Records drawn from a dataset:
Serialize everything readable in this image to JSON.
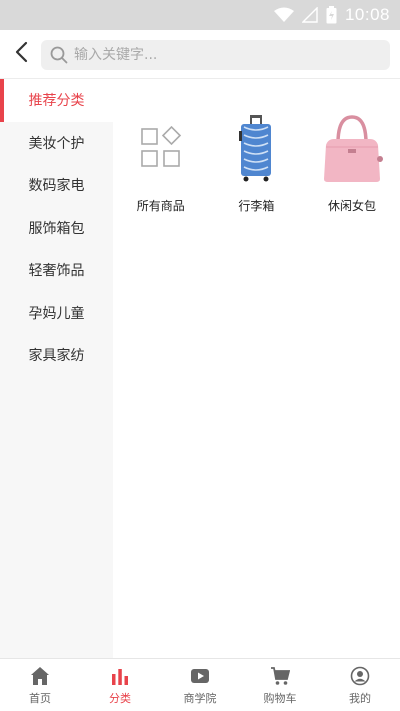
{
  "status_bar": {
    "time": "10:08",
    "icons": [
      "wifi-icon",
      "signal-icon",
      "battery-icon"
    ]
  },
  "header": {
    "back_icon": "chevron-left-icon",
    "search": {
      "placeholder": "输入关键字...",
      "value": "",
      "icon": "search-icon"
    }
  },
  "sidebar": {
    "items": [
      {
        "label": "推荐分类",
        "active": true
      },
      {
        "label": "美妆个护"
      },
      {
        "label": "数码家电"
      },
      {
        "label": "服饰箱包"
      },
      {
        "label": "轻奢饰品"
      },
      {
        "label": "孕妈儿童"
      },
      {
        "label": "家具家纺"
      }
    ]
  },
  "content": {
    "items": [
      {
        "label": "所有商品",
        "icon": "all-products-icon"
      },
      {
        "label": "行李箱",
        "icon": "suitcase-image"
      },
      {
        "label": "休闲女包",
        "icon": "handbag-image"
      }
    ]
  },
  "tabbar": {
    "tabs": [
      {
        "label": "首页",
        "icon": "home-icon"
      },
      {
        "label": "分类",
        "icon": "category-icon",
        "active": true
      },
      {
        "label": "商学院",
        "icon": "play-icon"
      },
      {
        "label": "购物车",
        "icon": "cart-icon"
      },
      {
        "label": "我的",
        "icon": "profile-icon"
      }
    ]
  },
  "colors": {
    "accent": "#e8434b",
    "status_bar_bg": "#d9d9d9",
    "sidebar_bg": "#f7f7f7",
    "search_bg": "#efefef",
    "tab_inactive": "#666666"
  }
}
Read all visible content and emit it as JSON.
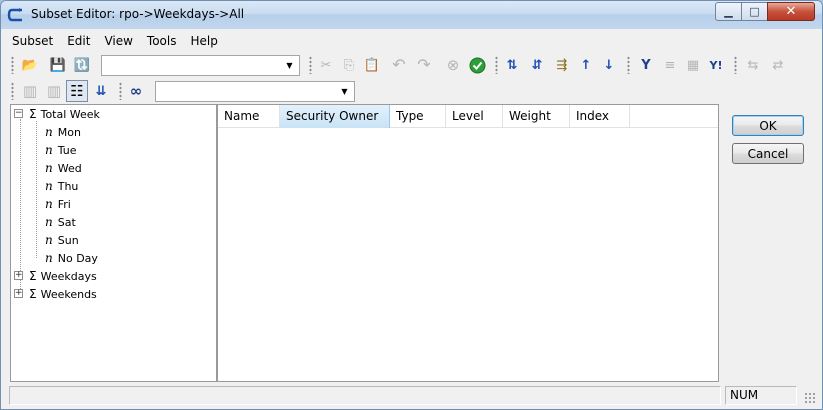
{
  "window": {
    "title": "Subset Editor: rpo->Weekdays->All",
    "minimize_glyph": "▁",
    "maximize_glyph": "□",
    "close_glyph": "✕"
  },
  "menu": [
    {
      "label": "Subset"
    },
    {
      "label": "Edit"
    },
    {
      "label": "View"
    },
    {
      "label": "Tools"
    },
    {
      "label": "Help"
    }
  ],
  "toolbar1": {
    "combo_value": "",
    "icons": {
      "open_subset": "📂",
      "save_subset": "💾",
      "refresh": "🔃",
      "cut": "✂",
      "copy": "⎘",
      "paste": "📋",
      "undo": "↶",
      "redo": "↷",
      "cancel": "⊗",
      "accept": "✔",
      "sort_asc": "⇅",
      "sort_desc": "⇵",
      "sort_hier": "⇶",
      "sort_index_asc": "↑",
      "sort_index_desc": "↓",
      "filter": "Y",
      "filter_level": "≡",
      "filter_attr": "▦",
      "filter_expr": "Y!",
      "expand": "⇆",
      "collapse": "⇄"
    }
  },
  "toolbar2": {
    "combo_value": "",
    "icons": {
      "insert_before": "▥",
      "insert_after": "▥",
      "tree_view": "☷",
      "expand_down": "⇊",
      "alias": "∞"
    }
  },
  "tree": [
    {
      "label": "Total Week",
      "symbol": "Σ",
      "expander": "⊟",
      "level": 0
    },
    {
      "label": "Mon",
      "symbol": "n",
      "level": 1
    },
    {
      "label": "Tue",
      "symbol": "n",
      "level": 1
    },
    {
      "label": "Wed",
      "symbol": "n",
      "level": 1
    },
    {
      "label": "Thu",
      "symbol": "n",
      "level": 1
    },
    {
      "label": "Fri",
      "symbol": "n",
      "level": 1
    },
    {
      "label": "Sat",
      "symbol": "n",
      "level": 1
    },
    {
      "label": "Sun",
      "symbol": "n",
      "level": 1
    },
    {
      "label": "No Day",
      "symbol": "n",
      "level": 1
    },
    {
      "label": "Weekdays",
      "symbol": "Σ",
      "expander": "⊞",
      "level": 0
    },
    {
      "label": "Weekends",
      "symbol": "Σ",
      "expander": "⊞",
      "level": 0
    }
  ],
  "list": {
    "columns": [
      {
        "label": "Name"
      },
      {
        "label": "Security Owner"
      },
      {
        "label": "Type"
      },
      {
        "label": "Level"
      },
      {
        "label": "Weight"
      },
      {
        "label": "Index"
      }
    ],
    "rows": []
  },
  "buttons": {
    "ok": "OK",
    "cancel": "Cancel"
  },
  "status": {
    "message": "",
    "num": "NUM"
  },
  "colors": {
    "title_bar": "#c9dcf1",
    "active_column": "#c8e3f6",
    "close_button": "#c7523c"
  }
}
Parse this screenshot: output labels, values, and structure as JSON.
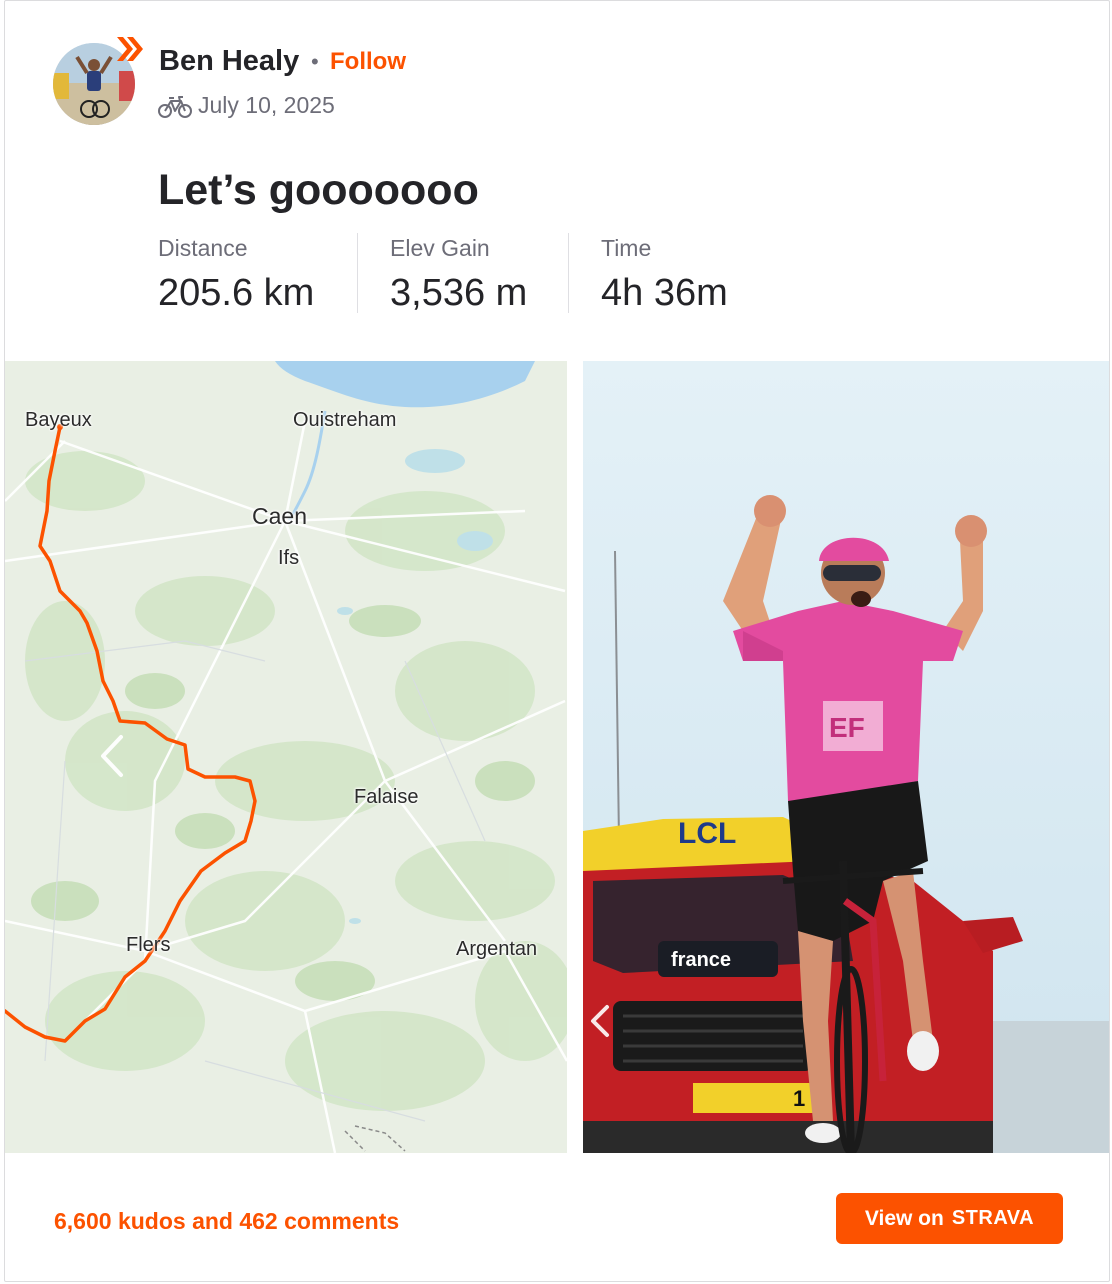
{
  "athlete": {
    "name": "Ben Healy",
    "separator": "•",
    "follow_label": "Follow",
    "activity_icon": "bike-icon",
    "date": "July 10, 2025",
    "avatar_icon": "avatar"
  },
  "activity": {
    "title": "Let’s gooooooo",
    "stats": [
      {
        "label": "Distance",
        "value": "205.6 km"
      },
      {
        "label": "Elev Gain",
        "value": "3,536 m"
      },
      {
        "label": "Time",
        "value": "4h 36m"
      }
    ]
  },
  "map": {
    "route_color": "#fc5200",
    "places": [
      {
        "name": "Bayeux"
      },
      {
        "name": "Ouistreham"
      },
      {
        "name": "Caen"
      },
      {
        "name": "Ifs"
      },
      {
        "name": "Falaise"
      },
      {
        "name": "Flers"
      },
      {
        "name": "Argentan"
      }
    ],
    "prev_icon": "chevron-left-icon"
  },
  "photo": {
    "banner_text": "LCL",
    "car_text": "france",
    "plate_text": "1",
    "jersey_text": "EF"
  },
  "footer": {
    "kudos_text": "6,600 kudos and 462 comments",
    "view_label": "View on",
    "brand": "STRAVA"
  },
  "colors": {
    "accent": "#fc5200",
    "text": "#242428",
    "muted": "#6d6d78"
  }
}
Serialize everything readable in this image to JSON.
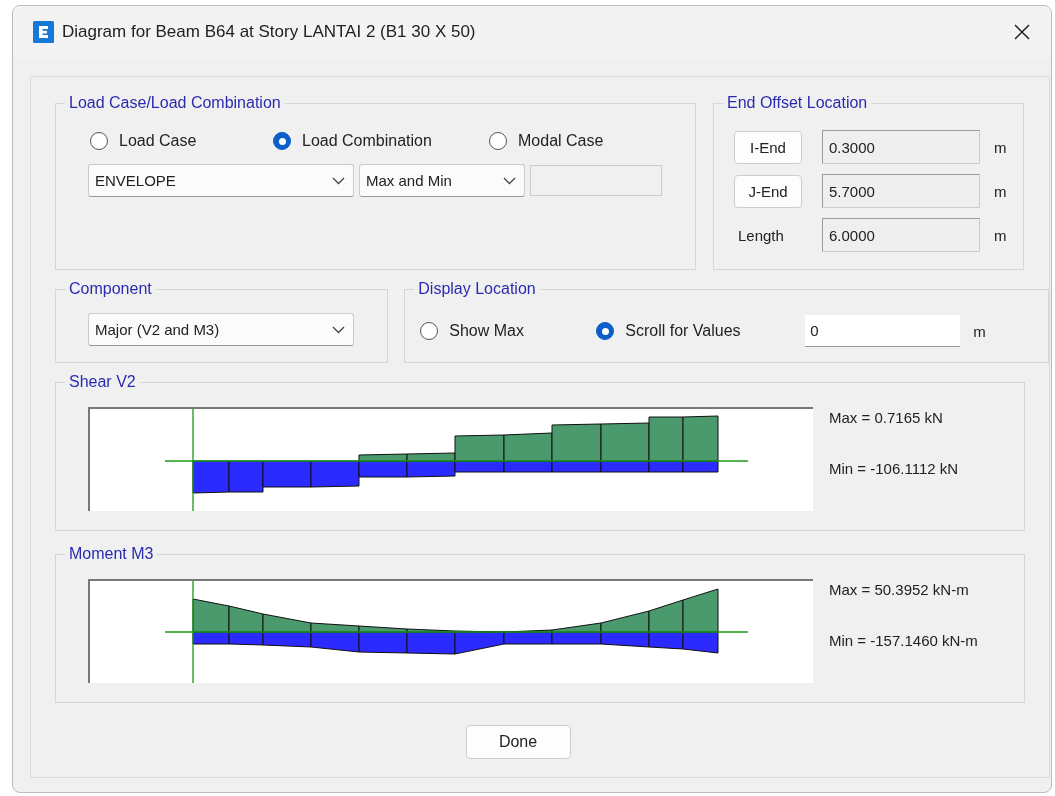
{
  "window": {
    "title": "Diagram for Beam B64 at Story LANTAI 2 (B1 30 X 50)"
  },
  "load_case_group": {
    "title": "Load Case/Load Combination",
    "options": [
      {
        "label": "Load Case",
        "selected": false
      },
      {
        "label": "Load Combination",
        "selected": true
      },
      {
        "label": "Modal Case",
        "selected": false
      }
    ],
    "combination": "ENVELOPE",
    "mode": "Max and Min"
  },
  "end_offset": {
    "title": "End Offset Location",
    "rows": [
      {
        "kind": "button",
        "label": "I-End",
        "value": "0.3000",
        "unit": "m"
      },
      {
        "kind": "button",
        "label": "J-End",
        "value": "5.7000",
        "unit": "m"
      },
      {
        "kind": "label",
        "label": "Length",
        "value": "6.0000",
        "unit": "m"
      }
    ]
  },
  "component": {
    "title": "Component",
    "value": "Major (V2 and M3)"
  },
  "display_location": {
    "title": "Display Location",
    "options": [
      {
        "label": "Show Max",
        "selected": false
      },
      {
        "label": "Scroll for Values",
        "selected": true
      }
    ],
    "value": "0",
    "unit": "m"
  },
  "diagrams": [
    {
      "kind": "shear",
      "title": "Shear V2",
      "max": "Max = 0.7165 kN",
      "min": "Min = -106.1112 kN"
    },
    {
      "kind": "moment",
      "title": "Moment M3",
      "max": "Max = 50.3952 kN-m",
      "min": "Min = -157.1460 kN-m"
    }
  ],
  "buttons": [
    {
      "label": "Done"
    }
  ]
}
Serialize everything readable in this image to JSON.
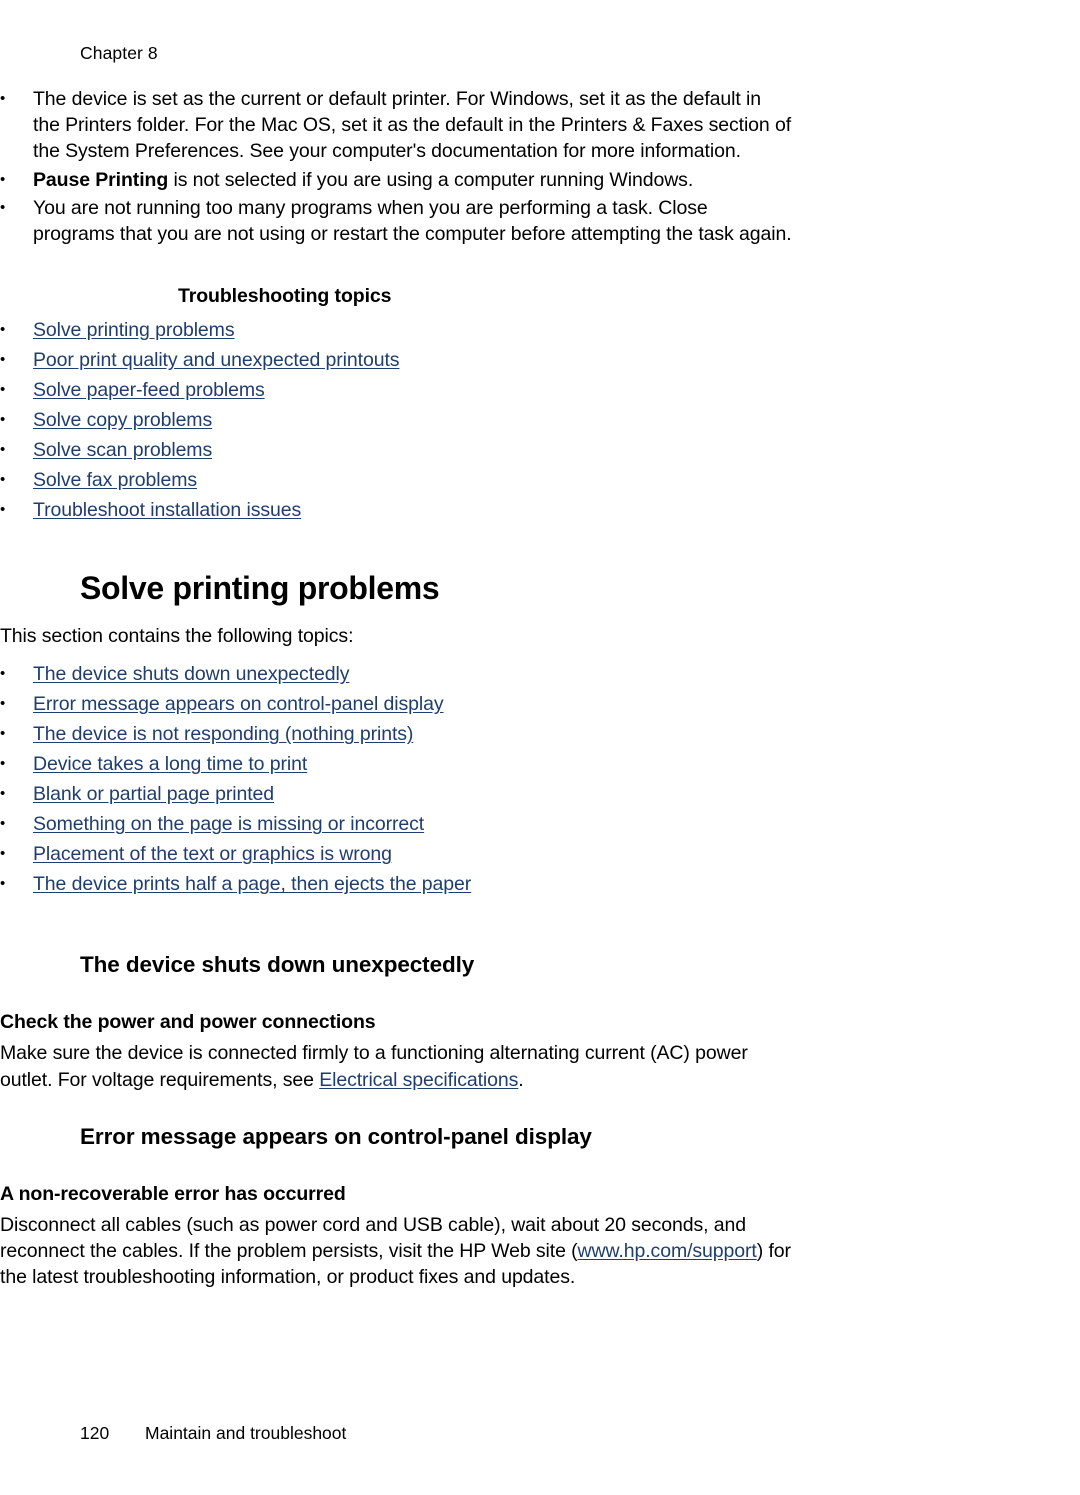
{
  "header": {
    "chapter": "Chapter 8"
  },
  "intro_bullets": [
    {
      "bold_lead": "",
      "text": "The device is set as the current or default printer. For Windows, set it as the default in the Printers folder. For the Mac OS, set it as the default in the Printers & Faxes section of the System Preferences. See your computer's documentation for more information."
    },
    {
      "bold_lead": "Pause Printing",
      "text": " is not selected if you are using a computer running Windows."
    },
    {
      "bold_lead": "",
      "text": "You are not running too many programs when you are performing a task. Close programs that you are not using or restart the computer before attempting the task again."
    }
  ],
  "troubleshooting": {
    "title": "Troubleshooting topics",
    "links": [
      "Solve printing problems",
      "Poor print quality and unexpected printouts",
      "Solve paper-feed problems",
      "Solve copy problems",
      "Solve scan problems",
      "Solve fax problems",
      "Troubleshoot installation issues"
    ]
  },
  "section_printing": {
    "heading": "Solve printing problems",
    "intro": "This section contains the following topics:",
    "links": [
      "The device shuts down unexpectedly",
      "Error message appears on control-panel display",
      "The device is not responding (nothing prints)",
      "Device takes a long time to print",
      "Blank or partial page printed",
      "Something on the page is missing or incorrect",
      "Placement of the text or graphics is wrong",
      "The device prints half a page, then ejects the paper"
    ]
  },
  "section_shutdown": {
    "heading": "The device shuts down unexpectedly",
    "subheading": "Check the power and power connections",
    "body_part1": "Make sure the device is connected firmly to a functioning alternating current (AC) power outlet. For voltage requirements, see ",
    "body_link": "Electrical specifications",
    "body_part2": "."
  },
  "section_error": {
    "heading": "Error message appears on control-panel display",
    "subheading": "A non-recoverable error has occurred",
    "body_part1": "Disconnect all cables (such as power cord and USB cable), wait about 20 seconds, and reconnect the cables. If the problem persists, visit the HP Web site (",
    "body_link": "www.hp.com/support",
    "body_part2": ") for the latest troubleshooting information, or product fixes and updates."
  },
  "footer": {
    "page_number": "120",
    "section_name": "Maintain and troubleshoot"
  },
  "colors": {
    "link": "#1F3E6E",
    "text": "#000000",
    "background": "#FFFFFF"
  }
}
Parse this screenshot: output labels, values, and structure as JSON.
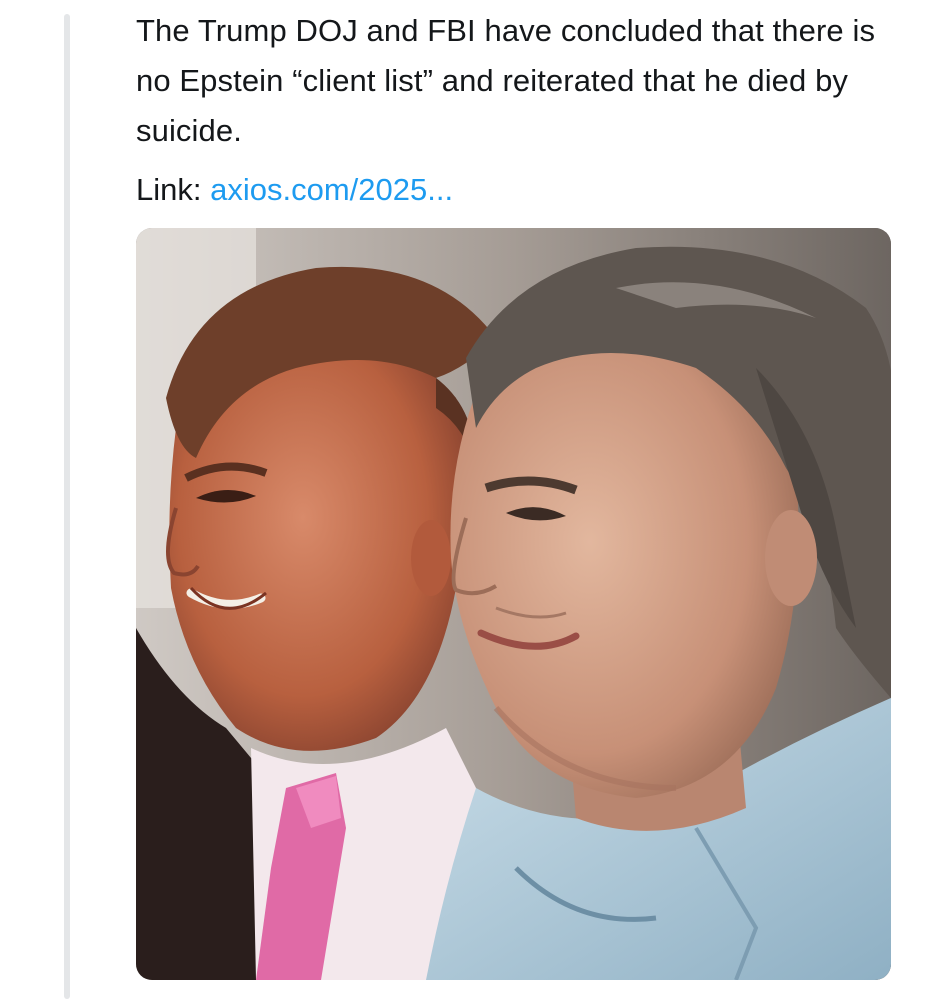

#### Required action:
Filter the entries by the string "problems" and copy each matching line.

#### Exercise solution:
      "Solve printing problems",
      "Solve paper-feed problems",
      "Solve copy problems",
      "Solve scan problems",
      "Solve fax problems",
    "heading": "Solve printing problems",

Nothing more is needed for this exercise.